Port, Robert, Fred Cummins and J. Devin McAuley. Naive time, temporal patterns and human audition. In Robert Port and Timothy van Gelder (1995) Mind as Motion: Explorations in the Dynamics of Cognition (Bradford Books/MIT Press) pp. 339-371.  [pdf]   [2-up pdf]
              van Gelder and Port (1995) It's about time: Overview of the dynamical approach to cognition. In Port and van Gelder (1995) Mind as Motion. (Bradford Books/MITP) pp. 1-43.  [pdf]    (This is my most comprehensive discussion of the problem of time in speech and auditory perception)
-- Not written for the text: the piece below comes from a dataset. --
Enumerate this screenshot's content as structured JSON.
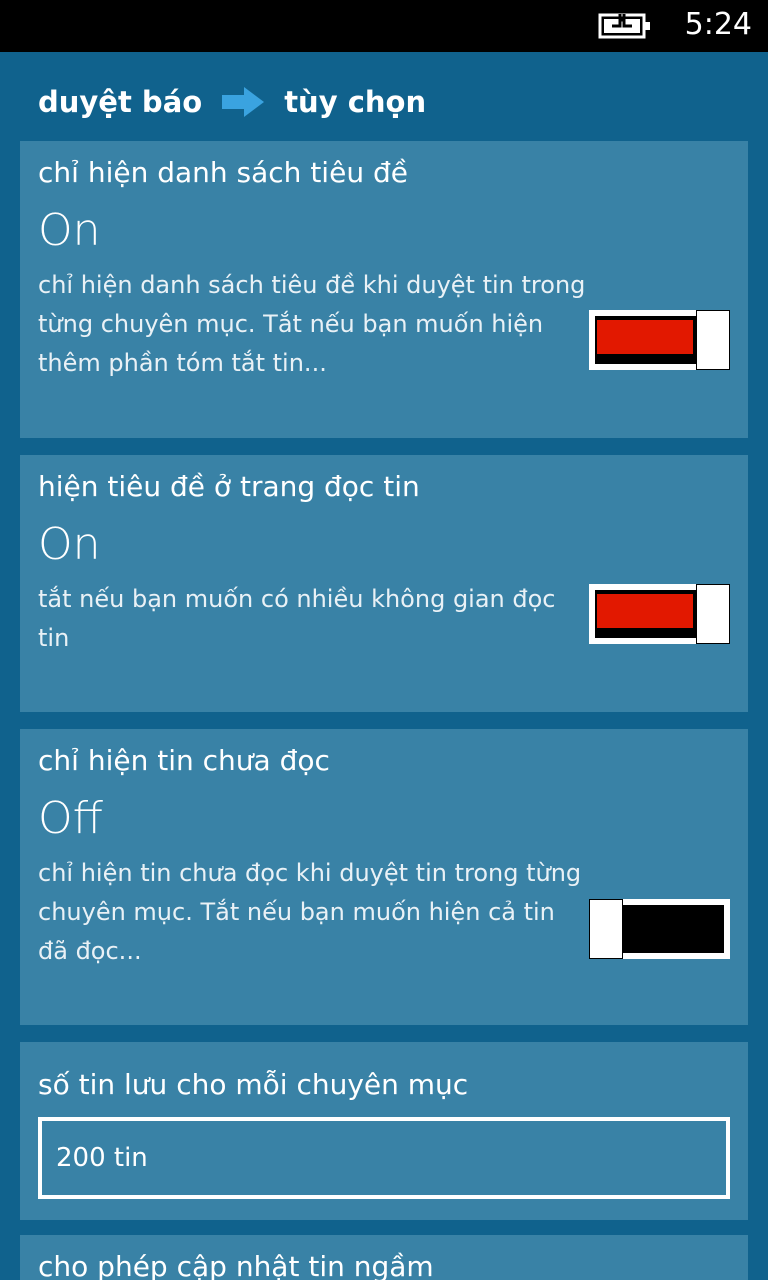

             Port, Robert (2003)  Meter and speech.  J. Phon 31, 599-611.  [pdf]

Week 13-14   Vowels Across Languages  (Nov  20, 27, 29)

Strange, Winifred (1995) Cross-language study of speech perception: A historical review. In W. Strange (ed.) Speech Perception and Linguistic Experience: Issues in Cross-Language Research. (York Press: Baltimore), chap 1, pp. 3-45.  [pdf]

Strange, Winifred, James J. Jenkins and Thomas L. Johnson (1983) Dynamic specification of coarticulated vowels. J. Acous. Soc. Amer 74, 695-705.   [pdf]     Chung-lin

Nishi, Kanae and Diane Kewley-Port (2007)  Training Japanese listeners to perceive American English vowels: Influence of training sets.  Journal of Speech, Language and Hearing Research 50, 1496-1509.   [pdf]  (This is now the  final published version that appeared TODAY, Dec ,2007.)   Elena

Week 15.  What is Phonetics? And what is Phonology?  (Dec 1, 3)

Port, Robert and Adam Leary (2005)  Against formal phonology. Language 81, 927-964   [pdf]     Anderson

Port, Robert (2007) How are words stored in memory?  Beyond phones and phonemes.  New Ideas in Psychology 25, 143-170.   [pdf]    Port

Ladefoged, P. (1980)  `Out of chaos comes order':   Physical biological and structural patterns in phonetics. In van den Broecke and Cohen (eds) Proceedings of the 10th International Congress of Phonetic Sciences. Dordrecht: Foris Publishers, pp 83-95    [pdf]   Dan F.

Pisoni, David and Susanna Levi (2007) Representations and representational specificity in speech perception and spoken word recognition. In G. Gaskell (Editor) Oxford Encyclopedia of Psycholinguistics, (Oxford University Press). pp 3-18.   [pdf]

Your final exam is to answer these questions and return them to me by December 11.

Some Other Possible Topics for Advanced Phonetics, L641

RFP, Copyright Indiana University